Wand – Soup Kitchen, Manchester – 27/01/18

“It’s been forever since we played Manchester” Corey Hanson admits to the sold-out Soup Kitchen crowd. “We cut it short last time, showing up just in time – but you can thank Marc Riley for that one!”

Thanks to their frenzied live reputation and four spellbinding albums under their belts – the most recent being 2017’s delectable Plum – Wand’s cult following has earned the Californian quintet a devoted fan base that’s utterly infatuated with their sound. Those lucky enough to also catch the band during Golem’s 2015 promo tour will have immediately clocked that despite the venue remaining the same, tonight there is indeed changes; the addition of vocalist/synth-player Sofia Arreguin has slowly transitioned Wand from their doom-rock, Ganglion Reef roots into more psychedelic territory.
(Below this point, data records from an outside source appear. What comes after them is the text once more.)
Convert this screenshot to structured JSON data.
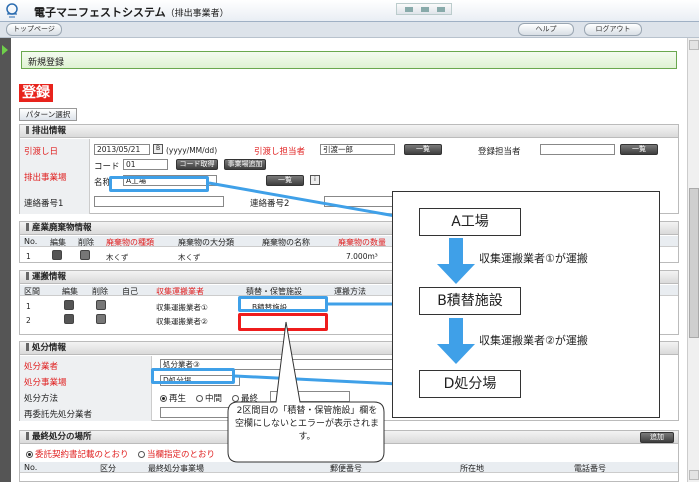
{
  "header": {
    "title": "電子マニフェストシステム",
    "subtitle": "（排出事業者）"
  },
  "nav": {
    "top_page": "トップページ",
    "help": "ヘルプ",
    "logout": "ログアウト"
  },
  "page_title": "新規登録",
  "register_label": "登録",
  "pattern_select": "パターン選択",
  "discharge": {
    "section_title": "排出情報",
    "delivery_date_label": "引渡し日",
    "delivery_date_value": "2013/05/21",
    "date_format_hint": "(yyyy/MM/dd)",
    "delivery_person_label": "引渡し担当者",
    "delivery_person_value": "引渡一郎",
    "list_btn": "一覧",
    "registrant_label": "登録担当者",
    "site_label": "排出事業場",
    "code_label": "コード",
    "code_value": "01",
    "code_fetch_btn": "コード取得",
    "site_add_btn": "事業場追加",
    "name_label": "名称",
    "name_value": "A工場",
    "contact1_label": "連絡番号1",
    "contact2_label": "連絡番号2"
  },
  "waste": {
    "section_title": "産業廃棄物情報",
    "headers": [
      "No.",
      "編集",
      "削除",
      "廃棄物の種類",
      "廃棄物の大分類",
      "廃棄物の名称",
      "廃棄物の数量"
    ],
    "row": {
      "no": "1",
      "kind": "木くず",
      "major": "木くず",
      "name": "",
      "qty": "7.000m³"
    }
  },
  "transport": {
    "section_title": "運搬情報",
    "headers": [
      "区間",
      "編集",
      "削除",
      "自己",
      "収集運搬業者",
      "積替・保管施設",
      "運搬方法"
    ],
    "rows": [
      {
        "no": "1",
        "carrier": "収集運搬業者①",
        "facility": "B積替施設"
      },
      {
        "no": "2",
        "carrier": "収集運搬業者②",
        "facility": ""
      }
    ]
  },
  "disposal": {
    "section_title": "処分情報",
    "company_label": "処分業者",
    "company_value": "処分業者③",
    "site_label": "処分事業場",
    "site_value": "D処分場",
    "method_label": "処分方法",
    "method_options": [
      "再生",
      "中間",
      "最終"
    ],
    "reconsign_label": "再委託先処分業者"
  },
  "final": {
    "section_title": "最終処分の場所",
    "option1": "委託契約書記載のとおり",
    "option2": "当欄指定のとおり",
    "add_btn": "追加",
    "headers": [
      "No.",
      "区分",
      "最終処分事業場",
      "郵便番号",
      "所在地",
      "電話番号"
    ]
  },
  "annotations": {
    "step_a": "A工場",
    "arrow1": "収集運搬業者①が運搬",
    "step_b": "B積替施設",
    "arrow2": "収集運搬業者②が運搬",
    "step_d": "D処分場",
    "callout": "2区間目の「積替・保管施設」欄を空欄にしないとエラーが表示されます。"
  },
  "colors": {
    "highlight_blue": "#3fa0e8",
    "highlight_red": "#ee1c1c",
    "flow_arrow": "#3fa0e8",
    "title_bar_green": "#6aa84f",
    "register_red": "#e8231c"
  }
}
The Sabbath-style guitar twangs of instrumental opener ‘High Rise’ instantly hit the crowd with that notoriously mesmerising sound. Evan Burrows’ drums sync faultlessly with Lee Landey’s deep bass riffs, fusing together to provide a stomping number that bursts with attitude.

The additional piano chords in ‘1000 days’ create something truly melodic, with Arreguin’s backing vocals giving Hanson’s country-like chords an undeniable boost. Latest single ‘Bee Karma’ calls for some severe mass-crowd participation as the escalating riff – faintly reminiscent of Pablo Honey-era Radiohead – does well to excite.

There’s little room for old material when newer tracks are embraced, with ‘Blue Cloud’ and ‘Charles de Gaulle’ allowing Robert Cody to work his magic on the guitar – but it’s ‘Floating Head’ and ‘Flying Golem’ that enable Wand to sound their absolute fullest, two numbers that offer a rare glimpse of those earlier – and albeit, heaver – days. Their energy is constantly on the cusp of breaking out, held back by Hanson’s reverb-laden whispers, but the fiercer the five, the more ecstatic the crowd become.

As Wand wrap up with crooning killer ‘Melted Rope’ that’s arguably their best song to date, it’s evident that Hanson and co have worked tirelessly to broaden their artistic horzions and push their boundaries to the limit. It’s a sad site to watch them depart from the stage – but there’s no doubt that every person in the room is already waiting impatiently for their return.